#### Activity
If a line in the records below contains "note", copy that line.
____
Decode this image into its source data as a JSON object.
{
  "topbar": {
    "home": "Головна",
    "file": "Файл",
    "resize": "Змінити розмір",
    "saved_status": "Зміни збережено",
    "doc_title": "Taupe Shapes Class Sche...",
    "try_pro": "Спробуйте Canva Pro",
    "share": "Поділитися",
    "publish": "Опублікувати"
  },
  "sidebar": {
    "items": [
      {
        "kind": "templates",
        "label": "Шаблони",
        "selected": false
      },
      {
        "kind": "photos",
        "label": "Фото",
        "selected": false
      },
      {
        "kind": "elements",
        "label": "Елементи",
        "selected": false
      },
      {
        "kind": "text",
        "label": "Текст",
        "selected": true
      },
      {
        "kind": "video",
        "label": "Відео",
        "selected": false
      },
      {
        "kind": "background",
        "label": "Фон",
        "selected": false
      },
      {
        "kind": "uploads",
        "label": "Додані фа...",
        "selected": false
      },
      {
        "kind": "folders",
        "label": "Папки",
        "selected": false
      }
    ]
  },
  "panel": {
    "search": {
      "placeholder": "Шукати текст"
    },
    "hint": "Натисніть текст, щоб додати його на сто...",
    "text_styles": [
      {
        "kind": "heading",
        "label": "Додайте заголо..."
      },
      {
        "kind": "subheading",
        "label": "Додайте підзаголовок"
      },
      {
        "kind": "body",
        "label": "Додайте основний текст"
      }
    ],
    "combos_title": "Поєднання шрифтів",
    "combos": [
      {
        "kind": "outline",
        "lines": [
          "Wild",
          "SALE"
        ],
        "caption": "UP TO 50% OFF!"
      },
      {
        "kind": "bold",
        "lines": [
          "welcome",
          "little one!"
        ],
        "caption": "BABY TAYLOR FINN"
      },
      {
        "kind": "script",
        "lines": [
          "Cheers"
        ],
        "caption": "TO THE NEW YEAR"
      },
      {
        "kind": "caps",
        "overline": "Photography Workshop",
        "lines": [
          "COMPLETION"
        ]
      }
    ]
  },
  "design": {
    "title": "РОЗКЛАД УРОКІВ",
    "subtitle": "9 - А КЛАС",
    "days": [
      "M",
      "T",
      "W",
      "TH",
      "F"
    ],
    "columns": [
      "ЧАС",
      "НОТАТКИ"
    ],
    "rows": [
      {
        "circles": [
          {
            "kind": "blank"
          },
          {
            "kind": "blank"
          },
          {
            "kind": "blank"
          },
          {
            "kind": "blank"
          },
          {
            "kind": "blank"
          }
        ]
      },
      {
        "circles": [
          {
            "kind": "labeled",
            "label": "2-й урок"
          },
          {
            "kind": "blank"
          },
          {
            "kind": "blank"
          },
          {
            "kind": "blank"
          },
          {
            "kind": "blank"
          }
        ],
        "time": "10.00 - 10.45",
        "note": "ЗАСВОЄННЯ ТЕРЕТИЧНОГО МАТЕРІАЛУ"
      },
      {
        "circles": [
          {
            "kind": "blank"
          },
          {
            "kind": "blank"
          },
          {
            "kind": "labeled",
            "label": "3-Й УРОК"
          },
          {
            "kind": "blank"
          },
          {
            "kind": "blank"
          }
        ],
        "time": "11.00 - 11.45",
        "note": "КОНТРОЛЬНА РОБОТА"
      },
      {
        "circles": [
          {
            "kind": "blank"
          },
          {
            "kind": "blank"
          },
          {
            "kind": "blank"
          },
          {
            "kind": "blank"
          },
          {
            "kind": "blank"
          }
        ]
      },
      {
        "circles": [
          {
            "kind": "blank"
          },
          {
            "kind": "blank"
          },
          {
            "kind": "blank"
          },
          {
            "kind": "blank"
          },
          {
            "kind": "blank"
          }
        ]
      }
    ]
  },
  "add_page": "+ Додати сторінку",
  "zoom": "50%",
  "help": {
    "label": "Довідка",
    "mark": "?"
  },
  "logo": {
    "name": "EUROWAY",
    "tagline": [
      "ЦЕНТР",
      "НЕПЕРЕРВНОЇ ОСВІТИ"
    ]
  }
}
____
#### Task answer
        "note": "ЗАСВОЄННЯ ТЕРЕТИЧНОГО МАТЕРІАЛУ"
        "note": "КОНТРОЛЬНА РОБОТА"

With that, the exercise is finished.